Emma Stephenson died in Marietta, Georgia on July 16, 1864. Most Americans have never heard of her. But as more of us learn her story, we will help to ensure that she will never be forgotten.
Here’s why it matters.
Ms. Stephenson (also respectfully and affectionately remembered as Emma) was an emancipated black slave who followed Union General William Tecumseh Sherman’s army as it marched toward Atlanta. She became a nurse, serving the 17th Army Corps.
Following the Battle of Kennesaw Mountain, the Union Army converted a Confederate building (located in what is now Marietta Square, Georgia) into a hospital. Emma cared for soldiers who were suffering from battle wounds or diseases. She ultimately succumbed to one of those diseases, but not before saving dozens of lives.
Ms. Stephenson’s story has become more widely known through the work of Brad Quinlin, a Civil War historian. For more fascinating stories about the Civil War, go to Mr. Quinlin’s website: www.tolearnyourhistory.com. The National Park Service also features Emma’s story in the film “Kennesaw: One Last Mountain” at Kennesaw Mountain National Battlefield Park. Moreover, the Public Broadcasting Service (PBS) will feature it in its new five-part series, Civil War: The Untold Story.
Here’s an interesting fact!
Emma Stephenson is buried in Marietta National Cemetery, on a hill overlooking the graves of many soldiers she had also tried to save.
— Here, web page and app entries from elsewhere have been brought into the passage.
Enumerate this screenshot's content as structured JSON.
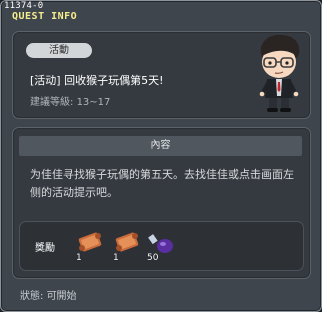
{
  "window": {
    "quest_id": "11374-0",
    "title": "QUEST INFO"
  },
  "quest": {
    "badge": "活動",
    "name": "[活动] 回收猴子玩偶第5天!",
    "level_label": "建議等級:",
    "level_range": "13~17"
  },
  "content": {
    "header": "內容",
    "description": "为佳佳寻找猴子玩偶的第五天。去找佳佳或点击画面左侧的活动提示吧。"
  },
  "reward": {
    "label": "獎勵",
    "items": [
      {
        "icon": "scroll-icon",
        "count": "1"
      },
      {
        "icon": "scroll-icon",
        "count": "1"
      },
      {
        "icon": "potion-icon",
        "count": "50"
      }
    ]
  },
  "status": {
    "label": "狀態:",
    "value": "可開始"
  }
}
On July 16, 2014 at 7:00 PM, a Celebration of the Life of Emma Stephenson will be held at her gravestone.